(3) You received severance pay that was spread over a number of years – one of those years being 2012 (known as פריסת פיצויים).
(4) You were required to file a tax return for 2011, but not for one of these reasons.
(5) You own shares in a non-publically traded non-Israeli corporation.
(6) The value of your overseas assets at any point in 2012 exceeded NIS 1,839,000. This requirement is not relevant for those who fall into the “10-year exemption” for new olim.
So, assuming you do not meet any of the criteria above, you are exempt from filing a 2012 tax return if your income in 2012 was exclusively from the following list. If you had income from any other source, you are required to file:
(1) Salary (including pension and פיצויים) – if the gross amounts received were less than NIS 638,000 (per spouse) and tax was deducted at source.
(2) Rental income (above the exemption limit), provided that (a) the total gross rents were less than NIS 331,000 and (b) the 10% tax was paid by 30 January 2013.
(3) Foreign interest, dividends, capital gains etc, provided that (a) the total gross income was less than NIS 331,000 and (b) the tax (the rates depend on the exact nature of the income) was paid using the “short form” at the post office or online by 30 April 2013.

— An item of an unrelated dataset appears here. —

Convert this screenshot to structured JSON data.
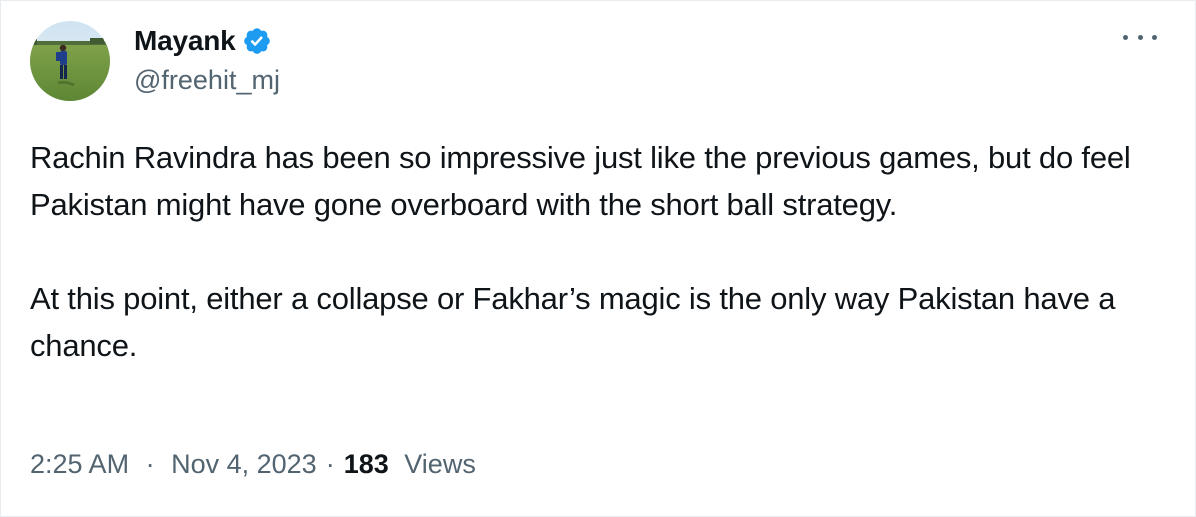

(4) Foreign pension, provided that (a) the total gross income was less than NIS 331,000 and (b) no tax is due in Israel under the provisions of section 9c of the tax law (beyond the scope of this post – perhaps I’ll address it some other time).
(5) Israeli-sourced interest and/or linkage income, provided that either (a) it is exempt from Israeli tax or (b) tax was deduced at source and the gross income was less than NIS 632,000.
(6) Capital gains made on the sale of publically listed shares provided that either (a) it is exempt from Israeli tax or (b) tax was deduced at source and the gross sales were less than NIS 1,823,000.
(7) Other types of income which are subject to tax and tax has been deducted at the maximum rate.
(8) Other income exempt from Israeli taxes.
If the total gross income of (7) and (8) combined is at least NIS 331,000, no exemption is granted.
Whilst this looks a little daunting, in many situations the requirement or exemption from filing is reasonably clear – but if in doubt, take professional advice.
מס הכנסה (Income Tax) is the primary tax authority in Israel, equivalent to HMRC in the UK and the IRS in the USA.
Before going into depth on any one subject, it is worthwhile to look at some of the basic concepts within the Income Tax Law.
- Israeli residents are subjected to Israeli taxation on their worldwide income. A credit is given for foreign tax paid.
- Non-Israeli residents are subject to Israeli taxation only on their Israeli-earned income.
- The tax year runs from 1st January through to 31st December.
- Tax files are joint between husband and wife. Whilst the tax calculations are generally seperate, both husband & wife are responsible for payment of the tax owed by the other.
- Income is classified as either earned (e.g. salary, self-employment) or passive – with differing tax rates applying. There is also a difference to the calculation of ביטוח לאומי depending on the defintion.
- Income considered joint (most types of passive income) is taxed as being earned by the higher earner of the couple.
- Tax is to be deducted at source by employers on salary income, and by banks on interest, dividends and capital gains earned through the bank.
- There is also a system in place for self-employed contractors and corporations to pay tax during the year, by a mixture of tax at source and payments on account.
- Tax owed should be paid by the end of the tax year, i.e. 31 December. Any tax owed but not paid by that date is subject to interest (4% per annum) and הצמדה (linkage to the retail price index).
All of the above is of course subject to the various exemptions and concessions granted in the law and Double Tax Treaties, and also the interplay with other taxes (e.g. מע”מ, מס שבח, ביטוח לאומי).